Source (University of Cambridge. “Low-cost imaging technique shows how smartphone batteries could charge in minutes.” ScienceDaily. ScienceDaily, 23 June 2021.)
Merryweather, A.J., Schnedermann, C., Jacquet, Q., Grey, C.P. and Rao, A., 2021. Operando optical tracking of single-particle ion dynamics in batteries. Nature, 594(7864), pp.522-528.
Nano-sized particles have been engineered in a new way to improve detection of tumors within the body and in biopsy tissue, a research team reports. The advance could enable identifying early stage tumors with lower doses of radiation.
Researchers from the KTH Royal Institute of Technology have developed “core-shell nanoparticles” which may be used in the future for targeted diagnostics, instead of current methods that use optical or X-ray fluorescence contrast agents. The tests performed in the laboratory on mice have shown that the new particles are able to detect early-stage tumours of only a few millimetres in size. “Nanoparticles of different size, originating from the same material, don’t appear to be distributed in the blood in the same concentrations,” Muhammet Toprak, Professor of Materials Chemistry at KTH, says. “That’s because when they come into contact with your body, they’re quickly wrapped in various biological molecules — which gives them a new identity.”
Source (KTH, Royal Institute of Technology. “New nanoparticle design paves way for improved detection of tumors.” ScienceDaily. ScienceDaily, 2 June 2021.)

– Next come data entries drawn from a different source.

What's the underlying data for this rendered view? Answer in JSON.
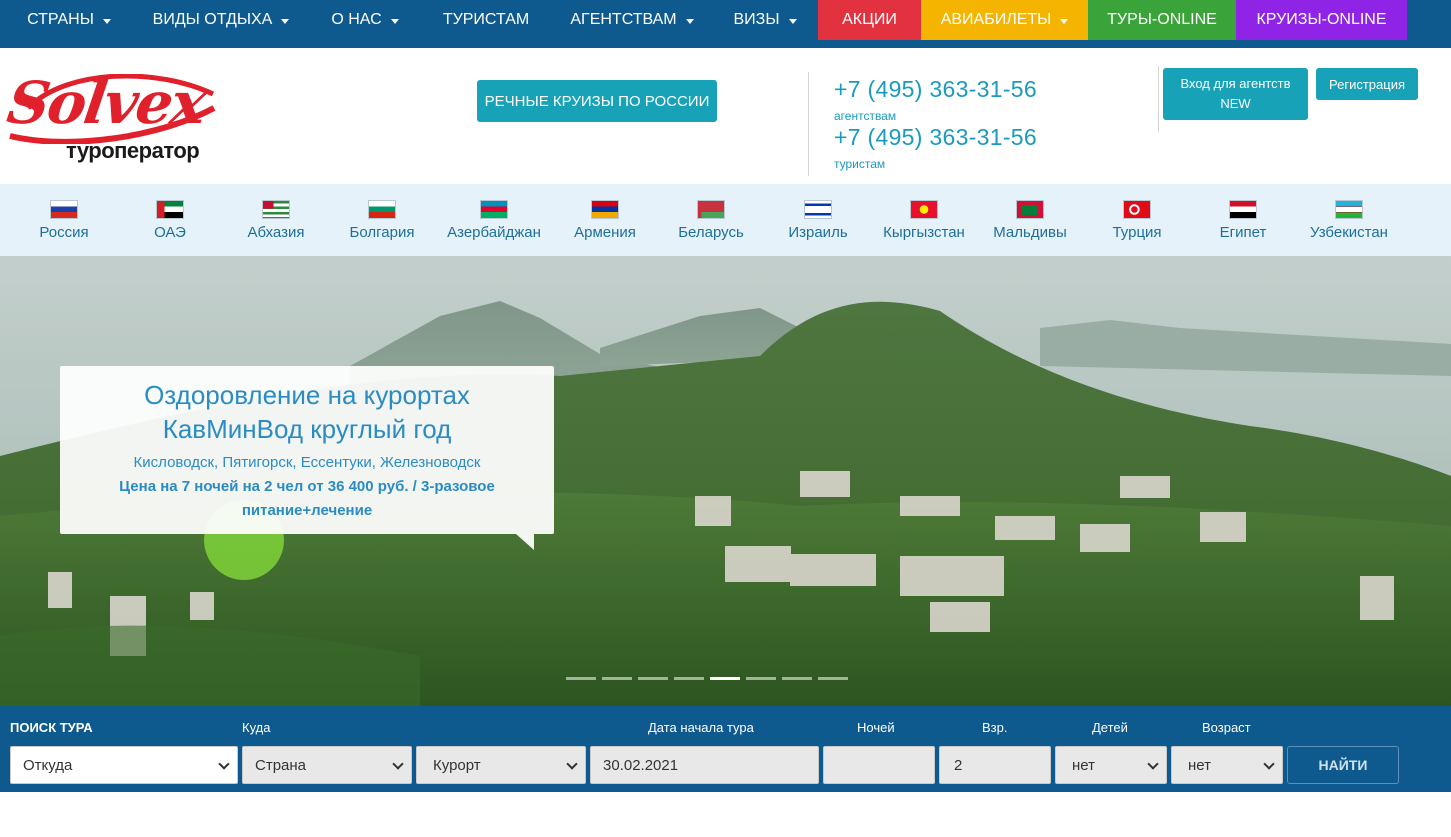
{
  "topnav": {
    "items": [
      {
        "label": "СТРАНЫ",
        "caret": true
      },
      {
        "label": "ВИДЫ ОТДЫХА",
        "caret": true
      },
      {
        "label": "О НАС",
        "caret": true
      },
      {
        "label": "ТУРИСТАМ",
        "caret": false
      },
      {
        "label": "АГЕНТСТВАМ",
        "caret": true
      },
      {
        "label": "ВИЗЫ",
        "caret": true
      }
    ],
    "colored": [
      {
        "label": "АКЦИИ",
        "color": "#e3323f"
      },
      {
        "label": "АВИАБИЛЕТЫ",
        "color": "#f5b400"
      },
      {
        "label": "ТУРЫ-ONLINE",
        "color": "#3aa43a"
      },
      {
        "label": "КРУИЗЫ-ONLINE",
        "color": "#8f24e6"
      }
    ]
  },
  "header": {
    "logo_text": "Solvex",
    "logo_sub": "туроператор",
    "river_button": "РЕЧНЫЕ КРУИЗЫ ПО РОССИИ",
    "phone_agents": "+7 (495) 363-31-56",
    "phone_agents_caption": "агентствам",
    "phone_tourists": "+7 (495) 363-31-56",
    "phone_tourists_caption": "туристам",
    "agent_login_line1": "Вход для агентств",
    "agent_login_line2": "NEW",
    "register": "Регистрация"
  },
  "countries": [
    {
      "name": "Россия",
      "flag": "russia-flag"
    },
    {
      "name": "ОАЭ",
      "flag": "uae-flag"
    },
    {
      "name": "Абхазия",
      "flag": "abkhazia-flag"
    },
    {
      "name": "Болгария",
      "flag": "bulgaria-flag"
    },
    {
      "name": "Азербайджан",
      "flag": "azerbaijan-flag"
    },
    {
      "name": "Армения",
      "flag": "armenia-flag"
    },
    {
      "name": "Беларусь",
      "flag": "belarus-flag"
    },
    {
      "name": "Израиль",
      "flag": "israel-flag"
    },
    {
      "name": "Кыргызстан",
      "flag": "kyrgyzstan-flag"
    },
    {
      "name": "Мальдивы",
      "flag": "maldives-flag"
    },
    {
      "name": "Турция",
      "flag": "turkey-flag"
    },
    {
      "name": "Египет",
      "flag": "egypt-flag"
    },
    {
      "name": "Узбекистан",
      "flag": "uzbekistan-flag"
    }
  ],
  "hero": {
    "title": "Оздоровление на курортах КавМинВод круглый год",
    "subtitle": "Кисловодск, Пятигорск, Ессентуки, Железноводск",
    "price": "Цена на 7 ночей на 2 чел от 36 400 руб. / 3-разовое питание+лечение",
    "slides_total": 8,
    "active_slide": 5
  },
  "search": {
    "title": "ПОИСК ТУРА",
    "where_label": "Куда",
    "date_label": "Дата начала тура",
    "nights_label": "Ночей",
    "adults_label": "Взр.",
    "kids_label": "Детей",
    "age_label": "Возраст",
    "from_value": "Откуда",
    "country_value": "Страна",
    "resort_value": "Курорт",
    "date_value": "30.02.2021",
    "nights_value": "",
    "adults_value": "2",
    "kids_value": "нет",
    "age_value": "нет",
    "submit": "НАЙТИ"
  }
}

Original paper: Saladino, G.M., Vogt, C., Li, Y., Shaker, K., Brodin, B., Svenda, M., Hertz, H.M. and Toprak, M.S., 2021. Optical and X-ray Fluorescent Nanoparticles for Dual Mode Bioimaging. ACS nano, 15(3), pp.5077-5085.